RELATED: Investigation – San Francisco Museums May Hold Nazi Looted Art

Strauss’s collection was tiny compared to the fine art and furniture collected by the Ephrussis, Camondos, Reinachs, Rothschilds, and other Jewish banking families living in Paris in the late 19th century. In “The House of Fragile Things: Collectors of Jewish Art and the Fall of France”, James McAuley offers striking portraits of these families and searches for meaning in their fallen fortunes.

Coverage of "The house of fragile things" by James McAuleyThese families, most of whom had roots in other countries, were notable not only for developing these extraordinary collections, but for giving them and their superb estates to the French public before World War II. McAuley notes that “the collections they left are testimonies to the specific people they were, but also to the proud identity that this milieu sought to build – Jewish and French, particular and universal”. And their gifts reflected their love for a nation they believed in the promise.

Alas, the feeling has not always been mutual. These Jewish figures were closely watched (and they provided their critics with more than their fair share of scandals), and their art collections were subjected to intense scrutiny. Particularly offensive was their interest in objects from earlier eras of French history, which bigots viewed as the purchase of cultural heritage that rightfully belonged to the Catholic elite. In the eyes of the anti-Semites, the Jews could not be truly French and were “dedicated to a mimetic parrot of a national identity which could never be theirs”.

McAuley explores families in depth, paying attention to both their collection and their private lives. As with the descendants of Jules Strauss, these families generally witnessed a drift away from their Jewish heritage over the generations, and particularly among young women. For these women, struggling “to reconcile their autonomy with the subordinate roles assigned to them in their respective families,” McAuley argues that “leaving the faith was a silent rebellion, an attempt to regain whatever control they could grasp.”

But turning one’s back on Judaism was irrelevant to Nazi-era racial politics, and the descendants of those illustrious families who remained in France during World War II endured fates resembling those of their Jewish compatriots, including betrayal. of their French fellow citizens. McAuley reminds us that although Auschwitz may have been a German project, nearly 90 percent of the French Jews who were deported there were first taken to Drancy, the notorious concentration camp on the outskirts of Paris that was ” entirely managed by the French authorities”.

He pays particular attention to Béatrice de Camondo, who converted to Catholicism in 1942 and believed that her social status would protect her. She will nevertheless die in Auschwitz, like her children and her ex-husband, Léon Reinach, ending the Camondo lineage for eternity.

But McAuley’s intention is not to offer portraits in mistaken faith. On the contrary, he is unabashed in his admiration for these families and their commitment to the possibilities of their country.
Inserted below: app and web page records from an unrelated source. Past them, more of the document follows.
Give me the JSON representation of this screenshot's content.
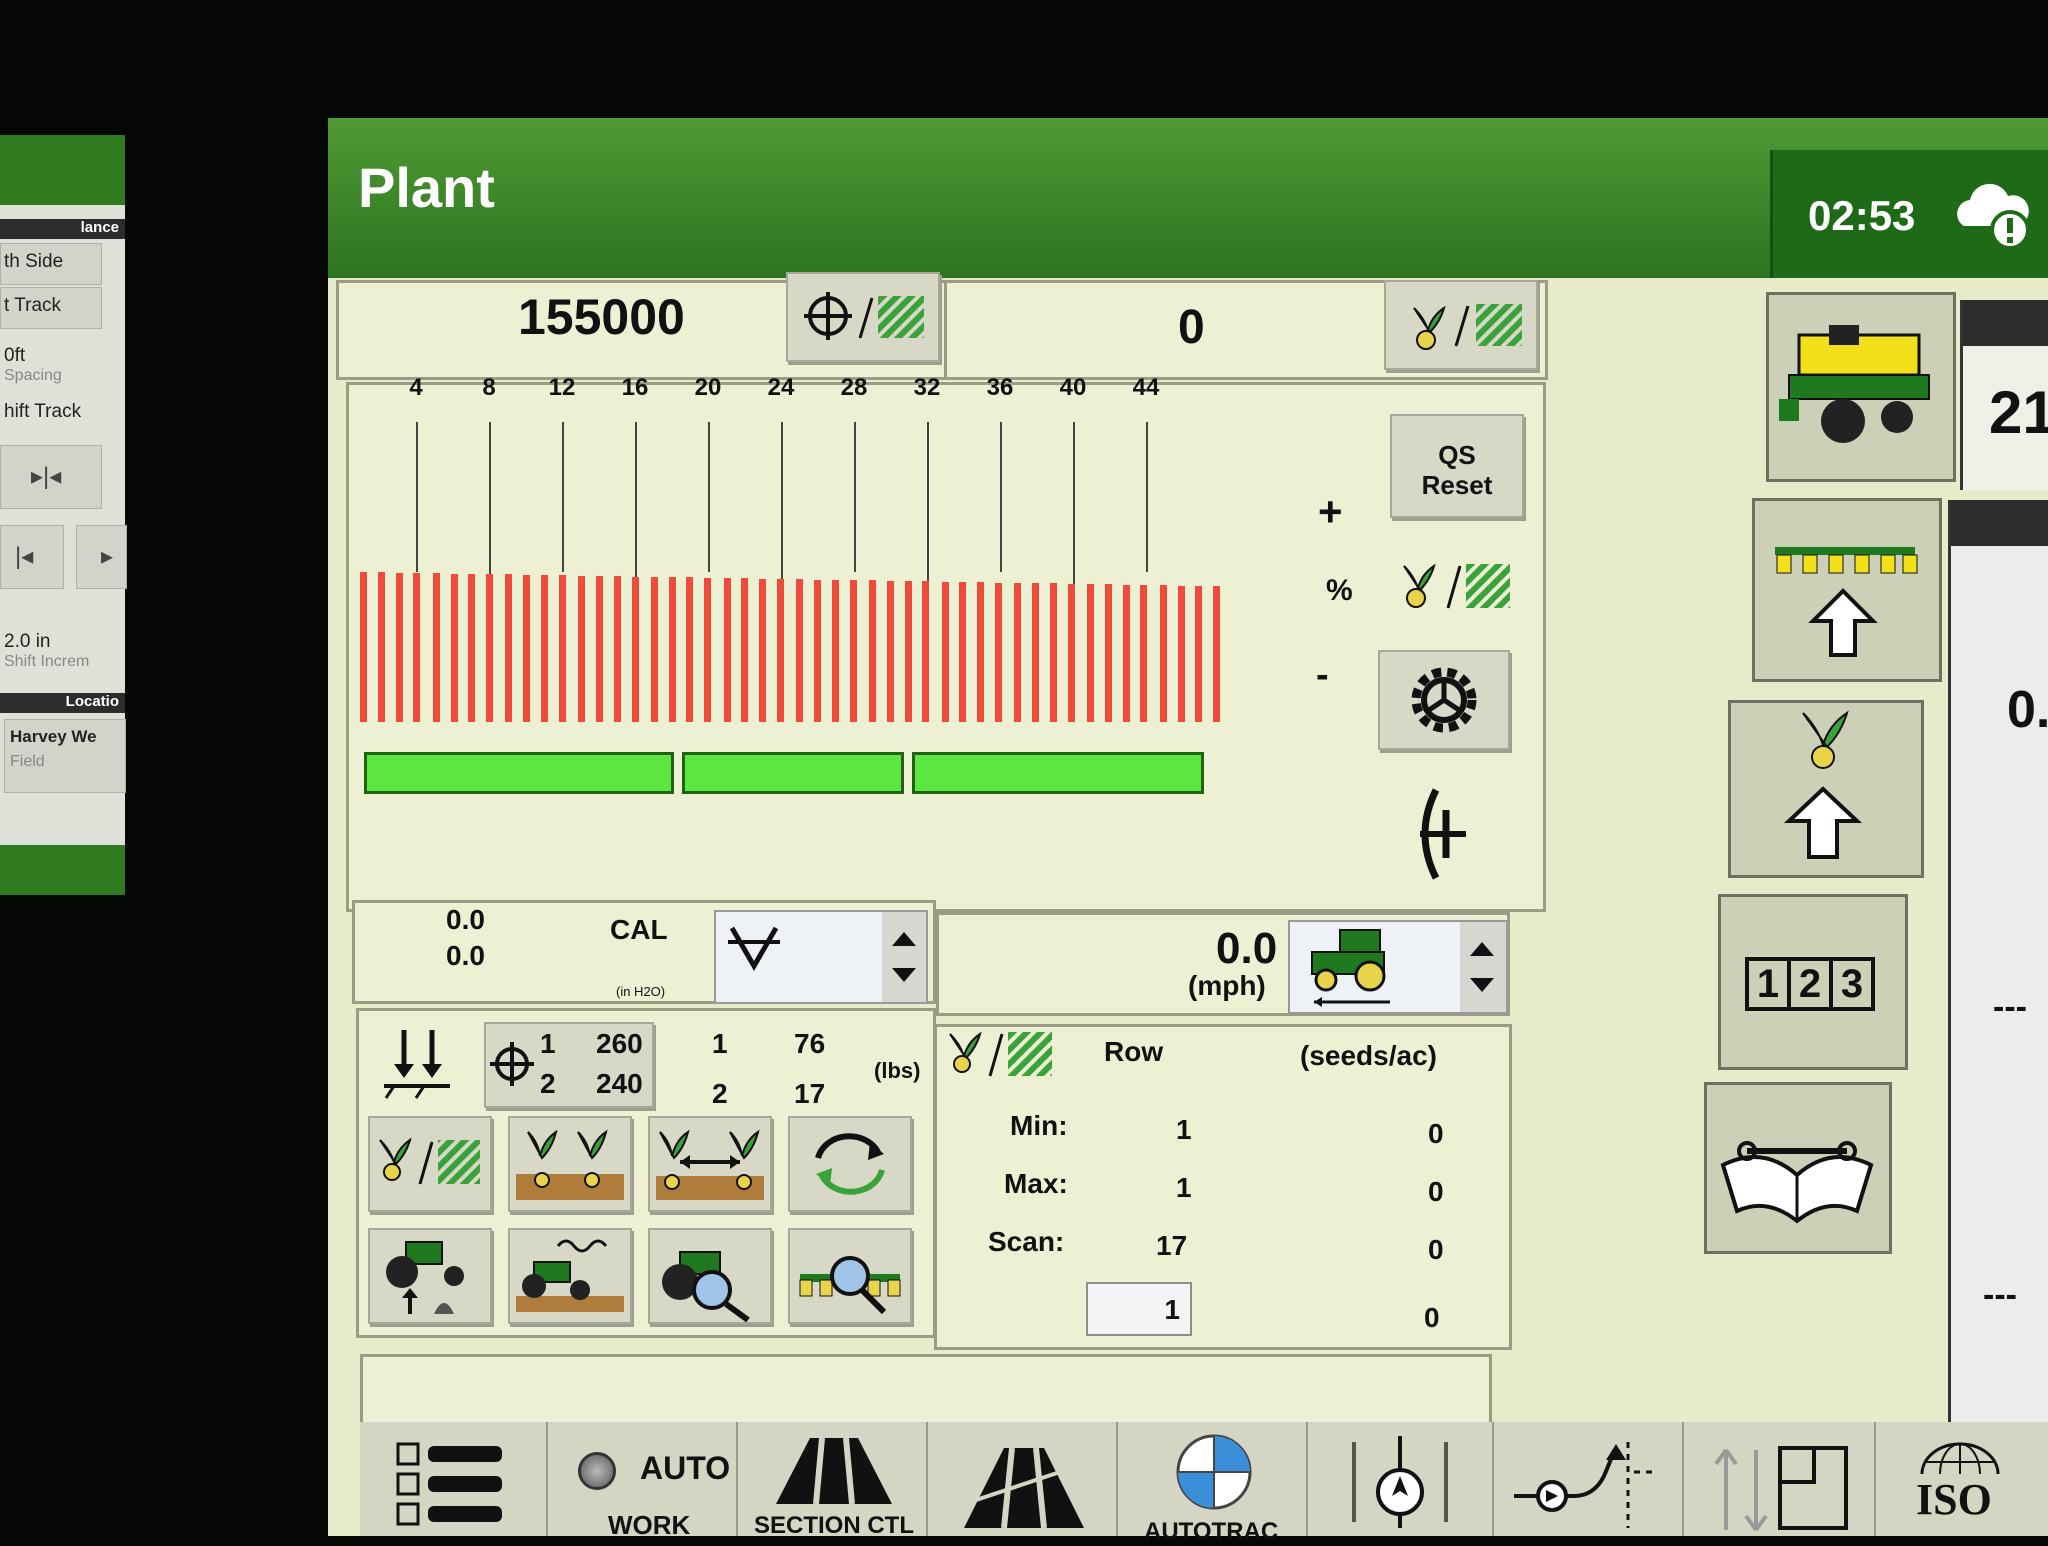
{
  "left_panel": {
    "header1": "lance",
    "items": [
      "th Side",
      "t Track",
      "0ft",
      "Spacing",
      "hift Track"
    ],
    "shift": "2.0 in",
    "shift_sub": "Shift Increm",
    "header2": "Locatio",
    "location": "Harvey We",
    "location_sub": "Field"
  },
  "header": {
    "title": "Plant",
    "clock": "02:53",
    "cloud_icon": "cloud-alert-icon"
  },
  "rate": {
    "target": "155000",
    "actual": "0"
  },
  "row_ticks": [
    "4",
    "8",
    "12",
    "16",
    "20",
    "24",
    "28",
    "32",
    "36",
    "40",
    "44"
  ],
  "row_bars": {
    "count": 48
  },
  "sections": {
    "count": 3
  },
  "controls": {
    "qs_reset_line1": "QS",
    "qs_reset_line2": "Reset",
    "plus": "+",
    "percent": "%",
    "minus": "-"
  },
  "vacuum": {
    "value1": "0.0",
    "value2": "0.0",
    "cal": "CAL",
    "unit": "(in H2O)"
  },
  "speed": {
    "value": "0.0",
    "unit": "(mph)"
  },
  "tank": {
    "rows": [
      {
        "num": "1",
        "val": "260",
        "col2": "1",
        "col3": "76"
      },
      {
        "num": "2",
        "val": "240",
        "col2": "2",
        "col3": "17"
      }
    ],
    "unit": "(lbs)"
  },
  "stats": {
    "row_label": "Row",
    "unit_label": "(seeds/ac)",
    "rows": [
      {
        "label": "Min:",
        "row": "1",
        "value": "0"
      },
      {
        "label": "Max:",
        "row": "1",
        "value": "0"
      },
      {
        "label": "Scan:",
        "row": "17",
        "value": "0"
      }
    ],
    "input_value": "1",
    "input_result": "0"
  },
  "side_buttons": {
    "counter_digits": [
      "1",
      "2",
      "3"
    ]
  },
  "right_cards": {
    "top": "21",
    "mid": "0.",
    "dash1": "---",
    "dash2": "---"
  },
  "tabs": [
    {
      "line1": "AUTO",
      "line2": "WORK"
    },
    {
      "line1": "SECTION CTL"
    },
    {
      "line1": ""
    },
    {
      "line1": "AUTOTRAC"
    },
    {
      "line1": ""
    },
    {
      "line1": ""
    },
    {
      "line1": ""
    },
    {
      "line1": "ISO"
    }
  ],
  "colors": {
    "header_green": "#2c7420",
    "row_bar": "#f04a3a",
    "section_green": "#5ee640",
    "screen_bg": "#e7ebca"
  }
}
He notes with emotion in an epilogue that “each in its own way, the collections – and now the museums – that this Jewish elite left behind were attempts to create something beautiful in an increasingly hostile environment”, but that “the real beauty these collectors have achieved is in their respective visions of Franco-Jewish encounter, a passionate embrace by a cast of outsiders from a place where they have come to see themselves as insiders.

“The Vanished Collection” by Pauline Baer de Pérignon (New Vessel Press, 256 pages)
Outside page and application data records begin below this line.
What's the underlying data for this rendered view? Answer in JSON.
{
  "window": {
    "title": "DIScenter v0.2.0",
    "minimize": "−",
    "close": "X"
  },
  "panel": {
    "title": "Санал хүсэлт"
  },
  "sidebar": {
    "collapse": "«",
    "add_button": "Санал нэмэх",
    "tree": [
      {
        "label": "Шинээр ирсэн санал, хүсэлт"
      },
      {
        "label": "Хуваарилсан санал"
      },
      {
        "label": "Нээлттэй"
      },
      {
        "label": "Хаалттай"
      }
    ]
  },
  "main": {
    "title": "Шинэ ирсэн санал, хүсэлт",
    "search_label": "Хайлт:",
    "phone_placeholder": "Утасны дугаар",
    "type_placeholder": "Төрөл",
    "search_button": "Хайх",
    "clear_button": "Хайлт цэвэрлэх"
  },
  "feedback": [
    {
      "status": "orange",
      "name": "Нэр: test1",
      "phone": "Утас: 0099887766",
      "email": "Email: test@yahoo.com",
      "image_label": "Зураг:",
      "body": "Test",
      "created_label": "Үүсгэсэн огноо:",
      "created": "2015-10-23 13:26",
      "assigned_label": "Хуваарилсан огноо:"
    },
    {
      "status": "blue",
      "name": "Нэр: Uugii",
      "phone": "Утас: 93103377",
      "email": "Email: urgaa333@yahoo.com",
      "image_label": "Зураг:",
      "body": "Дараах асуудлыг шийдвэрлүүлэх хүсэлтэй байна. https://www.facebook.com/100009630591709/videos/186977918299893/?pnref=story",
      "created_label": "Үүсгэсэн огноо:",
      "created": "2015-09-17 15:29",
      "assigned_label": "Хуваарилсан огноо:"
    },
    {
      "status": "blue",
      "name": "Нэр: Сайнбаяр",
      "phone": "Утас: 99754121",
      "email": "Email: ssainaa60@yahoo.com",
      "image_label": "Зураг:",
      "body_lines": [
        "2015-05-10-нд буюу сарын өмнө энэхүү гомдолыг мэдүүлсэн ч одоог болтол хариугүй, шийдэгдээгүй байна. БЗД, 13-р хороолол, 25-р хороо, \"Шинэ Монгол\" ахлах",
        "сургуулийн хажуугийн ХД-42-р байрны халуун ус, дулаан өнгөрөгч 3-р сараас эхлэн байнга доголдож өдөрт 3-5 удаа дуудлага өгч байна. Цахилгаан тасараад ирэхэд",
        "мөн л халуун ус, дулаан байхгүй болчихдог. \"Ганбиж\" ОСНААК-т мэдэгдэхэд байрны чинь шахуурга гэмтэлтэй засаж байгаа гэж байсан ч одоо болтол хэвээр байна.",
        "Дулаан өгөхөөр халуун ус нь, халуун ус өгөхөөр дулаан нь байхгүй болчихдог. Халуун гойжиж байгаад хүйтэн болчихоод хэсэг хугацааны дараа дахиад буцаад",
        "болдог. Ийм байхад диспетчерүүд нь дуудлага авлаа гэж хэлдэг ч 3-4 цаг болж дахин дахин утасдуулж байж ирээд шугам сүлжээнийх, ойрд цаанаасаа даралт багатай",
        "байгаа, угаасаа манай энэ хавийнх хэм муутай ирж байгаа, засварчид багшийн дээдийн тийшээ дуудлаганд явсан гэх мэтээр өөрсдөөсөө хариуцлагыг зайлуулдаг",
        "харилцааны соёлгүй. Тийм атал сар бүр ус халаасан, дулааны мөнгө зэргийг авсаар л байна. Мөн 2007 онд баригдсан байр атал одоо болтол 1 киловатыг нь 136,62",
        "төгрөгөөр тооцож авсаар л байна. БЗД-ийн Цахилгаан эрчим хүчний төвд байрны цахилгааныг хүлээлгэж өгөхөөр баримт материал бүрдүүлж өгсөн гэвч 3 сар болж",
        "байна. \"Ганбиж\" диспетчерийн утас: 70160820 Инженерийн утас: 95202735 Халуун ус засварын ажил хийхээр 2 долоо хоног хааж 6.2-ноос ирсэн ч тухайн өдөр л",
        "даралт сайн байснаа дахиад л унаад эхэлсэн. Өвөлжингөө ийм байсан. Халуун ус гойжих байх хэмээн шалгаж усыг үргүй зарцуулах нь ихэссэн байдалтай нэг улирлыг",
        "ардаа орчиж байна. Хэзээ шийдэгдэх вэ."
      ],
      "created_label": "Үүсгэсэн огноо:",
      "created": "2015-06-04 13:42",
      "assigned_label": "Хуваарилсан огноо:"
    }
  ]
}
“The House of Fragile Things: Jewish Art Collectors and the Fall of France” by James McAuley (Yale University Press, 320 pages)


Comments are closed.